Kicking off a demo of his new first-person shooter Bodycount, creative director Stuart Black of Codemasters' Guildford Studio tears into a list of influences that become more and more disparate with each passing name or work. Blade Runner. Lady Gaga. J.J. Abrams. Comic writer Garth Ennis. It's a frankly unexpected start to an E3 demo, but Bodycount is clearly a game that aims to be as quirkily intense as its creator.
Above: Standing directly in front of the guy with the minigun is not advised
Once upon a time, Black (the man) shepherded the development of Criterion Games' last-gen shooter, Black, but now is working to give Codemasters a presence in the first-person market with this original entry, and its compelling premise. Bodycount's campaign is split into a season of television-like "episodes," which tell the story of a mysterious organization (The Network) and hero Jackson Delgado, who was plucked from an ordinary life and offered a sweet gig blasting folks to kingdom come. Naturally, he accepted without... you know, finding out the details of the position, and now finds himself fighting to discover just what the hell is going on.
We didn't get much of a chance to see the aforementioned influences in action, but the bit of the campaign we played found Delgado filling various human foes with copious shells, all while using an unusual cover system. Holding the left trigger puts you in a crouch-like position behind any nearby cover or debris, and from there you can use the left analog stick to peek out in any direction, giving you a chance to pop out and surprise enemies with ease. However, hyper-detailed damage modeling - to the point that crates and other objects can be decimated with surprising precision - make it difficult to stay behind cover for long.
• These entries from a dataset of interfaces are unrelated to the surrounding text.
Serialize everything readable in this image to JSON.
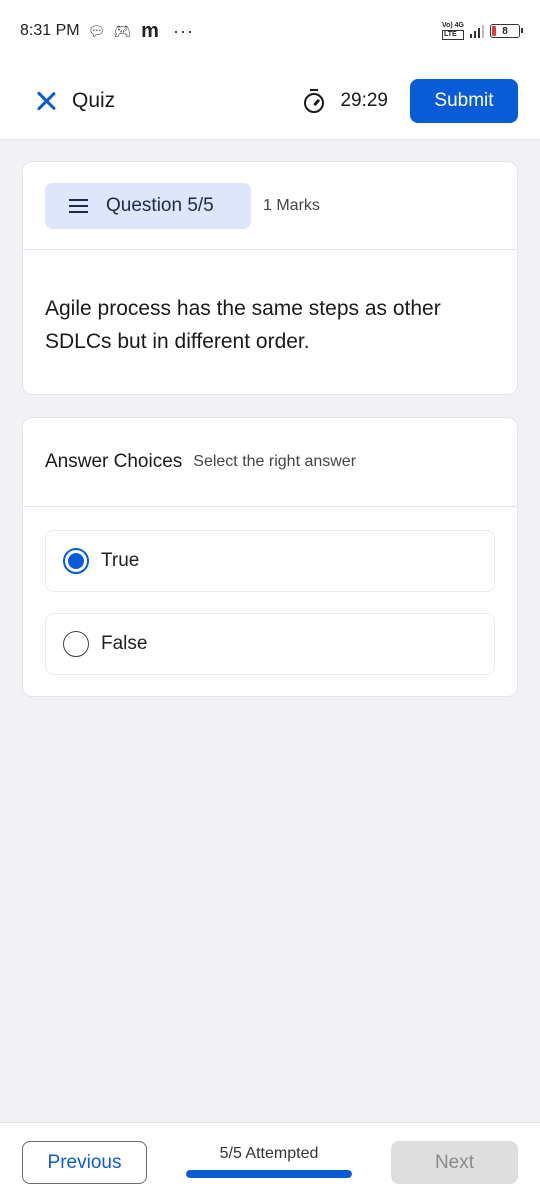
{
  "status_bar": {
    "time": "8:31 PM",
    "notification_letter": "m",
    "more": "···",
    "network_top": "Vo) 4G",
    "network_bottom": "LTE",
    "battery_level": "8"
  },
  "header": {
    "title": "Quiz",
    "timer": "29:29",
    "submit_label": "Submit"
  },
  "question": {
    "label": "Question 5/5",
    "marks": "1 Marks",
    "text": "Agile process has the same steps as other SDLCs but in different order."
  },
  "answers": {
    "title": "Answer Choices",
    "subtitle": "Select the right answer",
    "choices": [
      {
        "label": "True",
        "selected": true
      },
      {
        "label": "False",
        "selected": false
      }
    ]
  },
  "footer": {
    "previous_label": "Previous",
    "attempted_text": "5/5 Attempted",
    "progress_fraction": 1.0,
    "next_label": "Next"
  },
  "colors": {
    "accent": "#0a5bd6",
    "pill_bg": "#dde6fb",
    "page_bg": "#f2f2f6",
    "disabled_bg": "#dedede"
  }
}
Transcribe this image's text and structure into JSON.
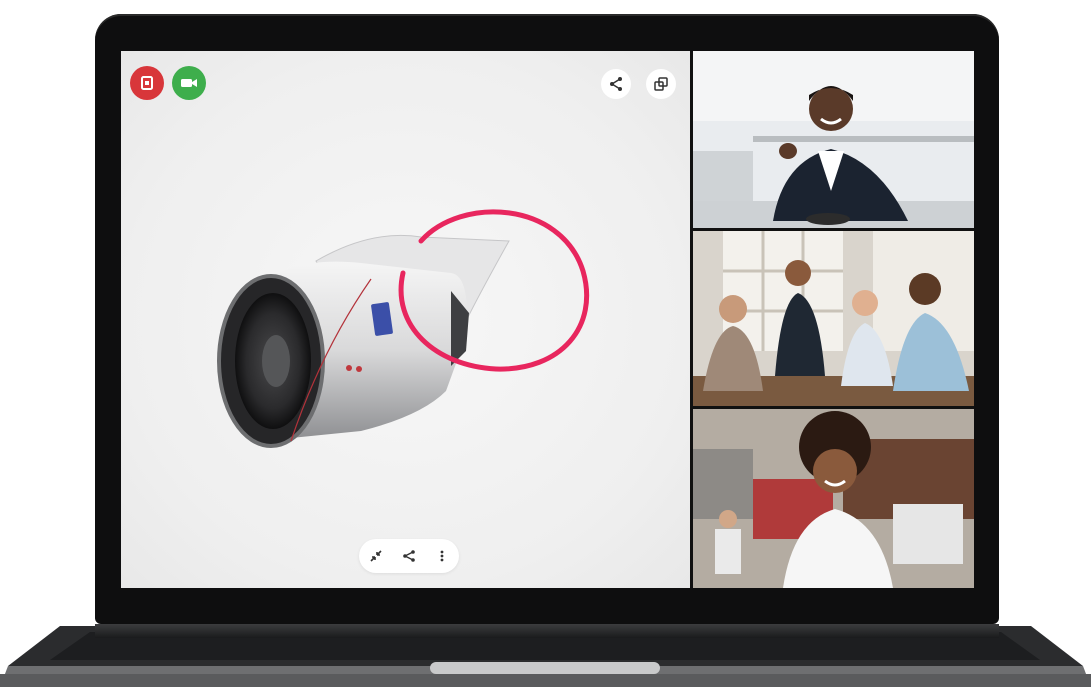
{
  "app": {
    "title": ""
  },
  "colors": {
    "end_call": "#d8363a",
    "camera": "#3eae4c",
    "annotation_circle": "#e8265e",
    "stage_background": "#f1f1f1"
  },
  "controls": {
    "end_call": {
      "icon": "end-call-icon"
    },
    "camera": {
      "icon": "video-camera-icon"
    },
    "share_top": {
      "icon": "share-icon"
    },
    "popout": {
      "icon": "popout-window-icon"
    }
  },
  "bottom_toolbar": {
    "items": [
      {
        "icon": "collapse-arrows-icon"
      },
      {
        "icon": "share-icon"
      },
      {
        "icon": "more-vertical-icon"
      }
    ]
  },
  "participants": [
    {
      "tile": "presenter-in-office"
    },
    {
      "tile": "group-meeting-room"
    },
    {
      "tile": "participant-in-studio"
    }
  ]
}
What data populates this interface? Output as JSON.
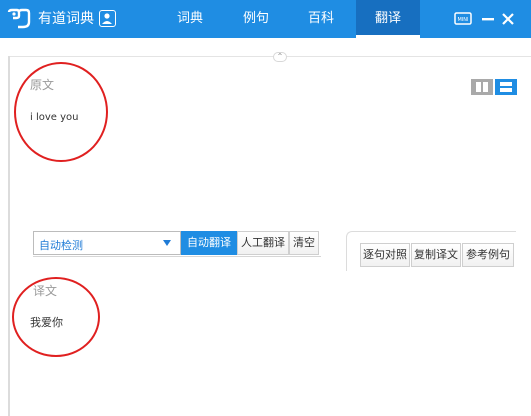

Above: Shooting a man who's about to eat an explosion with his face seems wasteful
Also interesting are the glowing intel icons that explode forth from fallen enemies, not only giving you currency to upgrade weapons and call in air strikes, but also a definitive visual cue that an opponent is good and dead. Black says the single-player campaign is set in a series of interconnected stages, and Delgado will receive objectives and assignments via a PDA display and the sultry, unidentified female voice in his headset.
But Bodycount offers more than just a solo experience, as a separate co-op campaign - currently set for two players, though four is under consideration - offers additional insight into the game's backstory, and a 12-player team deathmatch mode is also in the works for this early 2011 release.
The first-person shooter market is incredibly crowded, but with arcade-style action and an intriguing premise behind the action, we'll be keeping a closer eye on Bodycount as it progresses towards completion. But Black isn't content to just promise one forthcoming shooter - he says the game will end with a "big reveal" that will set up the narrative and gameplay evolutions in a potential sequel, and that the intended follow-up will also feature a more robust multiplayer approach.
What a card. Man, give us the first game before talking up another!
Jun 17, 2010